» WORK ORDER:
Your answer must consist of every line from the data below that includes the word "Modülü".

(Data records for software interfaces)

- - -

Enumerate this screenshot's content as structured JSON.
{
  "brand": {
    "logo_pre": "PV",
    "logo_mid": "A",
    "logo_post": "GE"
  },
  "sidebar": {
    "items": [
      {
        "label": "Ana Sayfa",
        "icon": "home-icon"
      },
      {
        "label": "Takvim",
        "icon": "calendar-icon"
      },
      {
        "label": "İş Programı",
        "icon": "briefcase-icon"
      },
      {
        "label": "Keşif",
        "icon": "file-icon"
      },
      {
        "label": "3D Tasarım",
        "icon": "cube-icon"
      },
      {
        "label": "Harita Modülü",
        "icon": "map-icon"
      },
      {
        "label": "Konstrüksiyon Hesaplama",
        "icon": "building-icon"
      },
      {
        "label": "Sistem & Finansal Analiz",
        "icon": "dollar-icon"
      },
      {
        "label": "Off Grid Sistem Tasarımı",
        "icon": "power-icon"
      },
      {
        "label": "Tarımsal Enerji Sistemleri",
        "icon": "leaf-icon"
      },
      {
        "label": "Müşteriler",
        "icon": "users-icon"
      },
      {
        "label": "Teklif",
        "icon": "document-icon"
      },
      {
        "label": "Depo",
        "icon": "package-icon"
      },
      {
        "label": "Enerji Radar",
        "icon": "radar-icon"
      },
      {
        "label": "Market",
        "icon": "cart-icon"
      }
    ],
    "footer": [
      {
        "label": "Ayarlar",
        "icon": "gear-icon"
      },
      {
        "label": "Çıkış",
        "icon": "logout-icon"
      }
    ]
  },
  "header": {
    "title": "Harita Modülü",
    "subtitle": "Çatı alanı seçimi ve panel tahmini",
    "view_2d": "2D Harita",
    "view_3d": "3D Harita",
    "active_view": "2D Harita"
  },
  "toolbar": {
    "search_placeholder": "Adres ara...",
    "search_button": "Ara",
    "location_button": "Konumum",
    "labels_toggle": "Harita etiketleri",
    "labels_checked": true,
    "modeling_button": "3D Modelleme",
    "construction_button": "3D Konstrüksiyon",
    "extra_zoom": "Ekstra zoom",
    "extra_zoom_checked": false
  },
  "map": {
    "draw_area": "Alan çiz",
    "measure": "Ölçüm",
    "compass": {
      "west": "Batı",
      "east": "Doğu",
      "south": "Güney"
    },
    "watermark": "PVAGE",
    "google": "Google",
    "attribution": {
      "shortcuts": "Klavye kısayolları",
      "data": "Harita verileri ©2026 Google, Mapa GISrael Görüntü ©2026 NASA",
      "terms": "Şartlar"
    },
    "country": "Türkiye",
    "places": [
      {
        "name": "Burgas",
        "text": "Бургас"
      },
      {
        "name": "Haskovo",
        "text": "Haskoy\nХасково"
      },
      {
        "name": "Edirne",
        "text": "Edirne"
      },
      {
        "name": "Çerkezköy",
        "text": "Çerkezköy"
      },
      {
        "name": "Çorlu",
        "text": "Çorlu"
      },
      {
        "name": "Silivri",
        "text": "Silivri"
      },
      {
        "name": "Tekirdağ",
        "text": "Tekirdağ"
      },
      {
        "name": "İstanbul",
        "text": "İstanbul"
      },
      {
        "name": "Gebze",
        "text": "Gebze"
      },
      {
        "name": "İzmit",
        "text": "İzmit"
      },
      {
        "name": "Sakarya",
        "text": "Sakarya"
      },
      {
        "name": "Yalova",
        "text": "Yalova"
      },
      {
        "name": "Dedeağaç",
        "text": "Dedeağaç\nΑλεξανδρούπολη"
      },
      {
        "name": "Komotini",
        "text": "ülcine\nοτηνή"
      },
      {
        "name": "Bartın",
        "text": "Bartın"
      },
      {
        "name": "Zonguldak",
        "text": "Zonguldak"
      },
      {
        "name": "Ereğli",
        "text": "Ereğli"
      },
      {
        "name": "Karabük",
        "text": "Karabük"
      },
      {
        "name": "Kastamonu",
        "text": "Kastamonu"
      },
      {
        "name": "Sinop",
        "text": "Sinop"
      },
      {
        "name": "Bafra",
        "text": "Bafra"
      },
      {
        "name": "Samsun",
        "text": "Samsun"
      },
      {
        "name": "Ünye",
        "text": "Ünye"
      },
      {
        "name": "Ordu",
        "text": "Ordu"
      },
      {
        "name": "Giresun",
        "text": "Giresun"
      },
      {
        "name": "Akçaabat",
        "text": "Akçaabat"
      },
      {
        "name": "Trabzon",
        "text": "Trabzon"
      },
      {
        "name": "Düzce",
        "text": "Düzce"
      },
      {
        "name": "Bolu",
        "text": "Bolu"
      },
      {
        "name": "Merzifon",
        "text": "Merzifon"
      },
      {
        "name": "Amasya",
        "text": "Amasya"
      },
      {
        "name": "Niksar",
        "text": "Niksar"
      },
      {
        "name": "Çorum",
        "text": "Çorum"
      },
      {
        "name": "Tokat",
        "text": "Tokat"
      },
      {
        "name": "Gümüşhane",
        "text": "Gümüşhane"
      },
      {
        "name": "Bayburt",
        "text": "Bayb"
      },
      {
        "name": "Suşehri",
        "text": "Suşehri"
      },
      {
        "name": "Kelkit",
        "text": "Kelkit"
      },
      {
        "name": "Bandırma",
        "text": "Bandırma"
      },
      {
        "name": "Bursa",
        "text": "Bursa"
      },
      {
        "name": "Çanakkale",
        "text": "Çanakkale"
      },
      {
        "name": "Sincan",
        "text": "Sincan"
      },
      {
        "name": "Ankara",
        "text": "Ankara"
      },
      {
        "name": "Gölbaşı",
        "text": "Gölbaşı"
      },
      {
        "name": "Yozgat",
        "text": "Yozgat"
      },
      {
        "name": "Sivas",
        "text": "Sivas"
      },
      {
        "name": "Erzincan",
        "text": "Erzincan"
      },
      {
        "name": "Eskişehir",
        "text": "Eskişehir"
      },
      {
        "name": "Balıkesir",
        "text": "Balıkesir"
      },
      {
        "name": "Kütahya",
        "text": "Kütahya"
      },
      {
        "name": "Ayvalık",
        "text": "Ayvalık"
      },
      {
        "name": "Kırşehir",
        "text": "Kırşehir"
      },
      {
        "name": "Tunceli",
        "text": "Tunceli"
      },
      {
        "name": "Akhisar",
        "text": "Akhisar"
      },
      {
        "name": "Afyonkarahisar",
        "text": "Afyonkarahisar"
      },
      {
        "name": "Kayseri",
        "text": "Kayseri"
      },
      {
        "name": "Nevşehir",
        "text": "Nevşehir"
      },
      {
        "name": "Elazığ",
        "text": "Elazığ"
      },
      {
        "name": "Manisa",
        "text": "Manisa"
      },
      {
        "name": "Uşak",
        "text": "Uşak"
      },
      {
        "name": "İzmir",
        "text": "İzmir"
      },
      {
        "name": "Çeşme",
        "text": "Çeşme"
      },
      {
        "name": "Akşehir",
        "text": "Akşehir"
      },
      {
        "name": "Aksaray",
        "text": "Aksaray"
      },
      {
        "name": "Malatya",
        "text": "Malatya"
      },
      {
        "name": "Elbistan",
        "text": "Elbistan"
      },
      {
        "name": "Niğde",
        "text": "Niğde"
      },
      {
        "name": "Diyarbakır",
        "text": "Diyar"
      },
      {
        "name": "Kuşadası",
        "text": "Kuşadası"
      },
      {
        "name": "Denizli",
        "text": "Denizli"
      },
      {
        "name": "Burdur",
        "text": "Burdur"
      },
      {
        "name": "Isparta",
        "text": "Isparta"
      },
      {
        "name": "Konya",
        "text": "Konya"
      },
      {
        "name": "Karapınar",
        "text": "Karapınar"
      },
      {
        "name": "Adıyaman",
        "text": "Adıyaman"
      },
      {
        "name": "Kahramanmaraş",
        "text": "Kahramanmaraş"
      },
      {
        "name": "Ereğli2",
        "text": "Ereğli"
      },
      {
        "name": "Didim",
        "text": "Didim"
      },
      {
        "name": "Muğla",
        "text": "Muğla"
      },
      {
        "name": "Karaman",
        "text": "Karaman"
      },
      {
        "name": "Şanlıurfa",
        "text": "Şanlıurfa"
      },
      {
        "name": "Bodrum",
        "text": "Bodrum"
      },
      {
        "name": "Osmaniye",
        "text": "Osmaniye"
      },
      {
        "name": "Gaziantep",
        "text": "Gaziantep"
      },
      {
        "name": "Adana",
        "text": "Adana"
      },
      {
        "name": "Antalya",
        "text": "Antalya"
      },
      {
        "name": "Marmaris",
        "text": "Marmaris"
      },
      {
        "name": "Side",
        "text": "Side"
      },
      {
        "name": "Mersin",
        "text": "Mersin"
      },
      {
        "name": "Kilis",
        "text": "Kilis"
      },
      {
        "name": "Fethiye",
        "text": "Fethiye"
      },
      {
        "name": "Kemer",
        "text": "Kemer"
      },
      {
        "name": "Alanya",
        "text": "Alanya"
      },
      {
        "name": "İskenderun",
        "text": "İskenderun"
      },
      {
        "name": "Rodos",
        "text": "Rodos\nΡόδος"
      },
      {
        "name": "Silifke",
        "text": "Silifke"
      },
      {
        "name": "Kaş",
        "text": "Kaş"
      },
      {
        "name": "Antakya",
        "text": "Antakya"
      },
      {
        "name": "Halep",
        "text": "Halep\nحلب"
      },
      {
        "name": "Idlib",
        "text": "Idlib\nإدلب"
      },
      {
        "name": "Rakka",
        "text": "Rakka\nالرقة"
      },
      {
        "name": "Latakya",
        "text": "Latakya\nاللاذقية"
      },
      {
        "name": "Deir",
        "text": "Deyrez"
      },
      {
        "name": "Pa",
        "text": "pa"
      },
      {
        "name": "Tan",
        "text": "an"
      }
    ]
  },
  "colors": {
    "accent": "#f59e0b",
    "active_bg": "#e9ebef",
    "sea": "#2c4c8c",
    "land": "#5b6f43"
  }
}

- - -

» RESULT OF THIS TASK:
        "label": "Harita Modülü",
    "title": "Harita Modülü",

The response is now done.